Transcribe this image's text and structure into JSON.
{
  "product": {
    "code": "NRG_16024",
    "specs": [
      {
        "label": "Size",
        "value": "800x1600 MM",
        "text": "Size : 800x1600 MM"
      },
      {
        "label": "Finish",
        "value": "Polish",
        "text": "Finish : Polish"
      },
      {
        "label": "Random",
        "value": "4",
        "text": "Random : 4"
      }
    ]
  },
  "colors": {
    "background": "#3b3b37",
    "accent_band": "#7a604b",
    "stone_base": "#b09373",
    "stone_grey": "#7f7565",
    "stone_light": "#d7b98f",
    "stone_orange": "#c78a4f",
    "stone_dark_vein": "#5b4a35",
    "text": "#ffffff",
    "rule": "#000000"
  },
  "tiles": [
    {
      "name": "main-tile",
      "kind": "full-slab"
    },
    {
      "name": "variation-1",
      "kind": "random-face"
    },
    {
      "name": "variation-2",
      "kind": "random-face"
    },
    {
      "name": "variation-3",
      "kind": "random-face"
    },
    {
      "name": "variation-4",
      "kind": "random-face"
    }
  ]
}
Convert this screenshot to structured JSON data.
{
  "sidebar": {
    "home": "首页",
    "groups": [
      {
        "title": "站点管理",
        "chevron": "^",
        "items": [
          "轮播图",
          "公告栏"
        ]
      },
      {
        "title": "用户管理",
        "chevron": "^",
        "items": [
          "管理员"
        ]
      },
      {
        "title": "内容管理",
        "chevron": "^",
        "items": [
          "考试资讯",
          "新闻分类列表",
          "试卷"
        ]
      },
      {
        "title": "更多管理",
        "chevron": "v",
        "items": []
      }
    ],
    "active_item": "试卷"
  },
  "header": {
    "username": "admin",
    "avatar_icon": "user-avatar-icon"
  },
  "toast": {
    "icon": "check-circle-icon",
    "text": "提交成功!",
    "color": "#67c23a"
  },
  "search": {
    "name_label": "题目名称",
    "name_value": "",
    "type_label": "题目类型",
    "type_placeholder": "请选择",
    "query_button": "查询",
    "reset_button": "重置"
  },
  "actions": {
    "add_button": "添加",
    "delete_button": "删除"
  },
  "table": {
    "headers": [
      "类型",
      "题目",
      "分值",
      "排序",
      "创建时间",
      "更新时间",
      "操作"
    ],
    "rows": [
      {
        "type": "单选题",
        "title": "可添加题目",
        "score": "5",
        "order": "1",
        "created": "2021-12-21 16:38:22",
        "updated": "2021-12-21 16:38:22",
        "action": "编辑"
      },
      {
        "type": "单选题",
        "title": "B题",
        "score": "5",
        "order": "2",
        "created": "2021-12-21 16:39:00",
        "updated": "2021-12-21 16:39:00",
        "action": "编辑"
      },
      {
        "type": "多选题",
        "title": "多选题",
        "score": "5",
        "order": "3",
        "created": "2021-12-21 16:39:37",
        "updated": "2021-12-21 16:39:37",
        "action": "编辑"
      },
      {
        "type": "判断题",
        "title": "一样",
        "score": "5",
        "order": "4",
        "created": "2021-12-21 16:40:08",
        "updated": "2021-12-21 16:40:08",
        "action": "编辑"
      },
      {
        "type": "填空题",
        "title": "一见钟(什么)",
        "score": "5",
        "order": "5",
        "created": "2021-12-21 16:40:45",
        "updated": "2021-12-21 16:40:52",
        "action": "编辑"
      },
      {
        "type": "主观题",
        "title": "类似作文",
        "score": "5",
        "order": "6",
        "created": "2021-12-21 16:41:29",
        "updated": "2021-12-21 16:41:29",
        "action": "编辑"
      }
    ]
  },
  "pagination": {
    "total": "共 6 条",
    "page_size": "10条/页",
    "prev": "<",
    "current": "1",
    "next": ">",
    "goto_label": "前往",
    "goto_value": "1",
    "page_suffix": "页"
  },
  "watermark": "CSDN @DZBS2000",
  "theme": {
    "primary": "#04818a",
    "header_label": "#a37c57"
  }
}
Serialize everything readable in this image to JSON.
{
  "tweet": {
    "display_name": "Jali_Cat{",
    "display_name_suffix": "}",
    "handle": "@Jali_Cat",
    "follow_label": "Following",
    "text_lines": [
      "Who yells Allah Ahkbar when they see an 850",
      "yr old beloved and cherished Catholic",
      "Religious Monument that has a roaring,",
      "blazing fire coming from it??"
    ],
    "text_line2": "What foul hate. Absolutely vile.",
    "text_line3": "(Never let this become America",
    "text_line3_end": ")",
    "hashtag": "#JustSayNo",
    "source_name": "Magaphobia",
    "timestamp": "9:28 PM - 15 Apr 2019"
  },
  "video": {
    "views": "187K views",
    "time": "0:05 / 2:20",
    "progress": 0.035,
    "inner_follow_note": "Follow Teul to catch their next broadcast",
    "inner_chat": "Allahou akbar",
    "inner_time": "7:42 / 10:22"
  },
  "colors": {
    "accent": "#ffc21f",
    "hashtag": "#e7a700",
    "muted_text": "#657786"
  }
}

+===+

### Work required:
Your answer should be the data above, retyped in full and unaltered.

### Result of this task:
Transcribe this image's text and structure into JSON.
{
  "product": {
    "code": "NRG_16024",
    "specs": [
      {
        "label": "Size",
        "value": "800x1600 MM",
        "text": "Size : 800x1600 MM"
      },
      {
        "label": "Finish",
        "value": "Polish",
        "text": "Finish : Polish"
      },
      {
        "label": "Random",
        "value": "4",
        "text": "Random : 4"
      }
    ]
  },
  "colors": {
    "background": "#3b3b37",
    "accent_band": "#7a604b",
    "stone_base": "#b09373",
    "stone_grey": "#7f7565",
    "stone_light": "#d7b98f",
    "stone_orange": "#c78a4f",
    "stone_dark_vein": "#5b4a35",
    "text": "#ffffff",
    "rule": "#000000"
  },
  "tiles": [
    {
      "name": "main-tile",
      "kind": "full-slab"
    },
    {
      "name": "variation-1",
      "kind": "random-face"
    },
    {
      "name": "variation-2",
      "kind": "random-face"
    },
    {
      "name": "variation-3",
      "kind": "random-face"
    },
    {
      "name": "variation-4",
      "kind": "random-face"
    }
  ]
}
Convert this screenshot to structured JSON data.
{
  "sidebar": {
    "home": "首页",
    "groups": [
      {
        "title": "站点管理",
        "chevron": "^",
        "items": [
          "轮播图",
          "公告栏"
        ]
      },
      {
        "title": "用户管理",
        "chevron": "^",
        "items": [
          "管理员"
        ]
      },
      {
        "title": "内容管理",
        "chevron": "^",
        "items": [
          "考试资讯",
          "新闻分类列表",
          "试卷"
        ]
      },
      {
        "title": "更多管理",
        "chevron": "v",
        "items": []
      }
    ],
    "active_item": "试卷"
  },
  "header": {
    "username": "admin",
    "avatar_icon": "user-avatar-icon"
  },
  "toast": {
    "icon": "check-circle-icon",
    "text": "提交成功!",
    "color": "#67c23a"
  },
  "search": {
    "name_label": "题目名称",
    "name_value": "",
    "type_label": "题目类型",
    "type_placeholder": "请选择",
    "query_button": "查询",
    "reset_button": "重置"
  },
  "actions": {
    "add_button": "添加",
    "delete_button": "删除"
  },
  "table": {
    "headers": [
      "类型",
      "题目",
      "分值",
      "排序",
      "创建时间",
      "更新时间",
      "操作"
    ],
    "rows": [
      {
        "type": "单选题",
        "title": "可添加题目",
        "score": "5",
        "order": "1",
        "created": "2021-12-21 16:38:22",
        "updated": "2021-12-21 16:38:22",
        "action": "编辑"
      },
      {
        "type": "单选题",
        "title": "B题",
        "score": "5",
        "order": "2",
        "created": "2021-12-21 16:39:00",
        "updated": "2021-12-21 16:39:00",
        "action": "编辑"
      },
      {
        "type": "多选题",
        "title": "多选题",
        "score": "5",
        "order": "3",
        "created": "2021-12-21 16:39:37",
        "updated": "2021-12-21 16:39:37",
        "action": "编辑"
      },
      {
        "type": "判断题",
        "title": "一样",
        "score": "5",
        "order": "4",
        "created": "2021-12-21 16:40:08",
        "updated": "2021-12-21 16:40:08",
        "action": "编辑"
      },
      {
        "type": "填空题",
        "title": "一见钟(什么)",
        "score": "5",
        "order": "5",
        "created": "2021-12-21 16:40:45",
        "updated": "2021-12-21 16:40:52",
        "action": "编辑"
      },
      {
        "type": "主观题",
        "title": "类似作文",
        "score": "5",
        "order": "6",
        "created": "2021-12-21 16:41:29",
        "updated": "2021-12-21 16:41:29",
        "action": "编辑"
      }
    ]
  },
  "pagination": {
    "total": "共 6 条",
    "page_size": "10条/页",
    "prev": "<",
    "current": "1",
    "next": ">",
    "goto_label": "前往",
    "goto_value": "1",
    "page_suffix": "页"
  },
  "watermark": "CSDN @DZBS2000",
  "theme": {
    "primary": "#04818a",
    "header_label": "#a37c57"
  }
}
Serialize everything readable in this image to JSON.
{
  "tweet": {
    "display_name": "Jali_Cat{",
    "display_name_suffix": "}",
    "handle": "@Jali_Cat",
    "follow_label": "Following",
    "text_lines": [
      "Who yells Allah Ahkbar when they see an 850",
      "yr old beloved and cherished Catholic",
      "Religious Monument that has a roaring,",
      "blazing fire coming from it??"
    ],
    "text_line2": "What foul hate. Absolutely vile.",
    "text_line3": "(Never let this become America",
    "text_line3_end": ")",
    "hashtag": "#JustSayNo",
    "source_name": "Magaphobia",
    "timestamp": "9:28 PM - 15 Apr 2019"
  },
  "video": {
    "views": "187K views",
    "time": "0:05 / 2:20",
    "progress": 0.035,
    "inner_follow_note": "Follow Teul to catch their next broadcast",
    "inner_chat": "Allahou akbar",
    "inner_time": "7:42 / 10:22"
  },
  "colors": {
    "accent": "#ffc21f",
    "hashtag": "#e7a700",
    "muted_text": "#657786"
  }
}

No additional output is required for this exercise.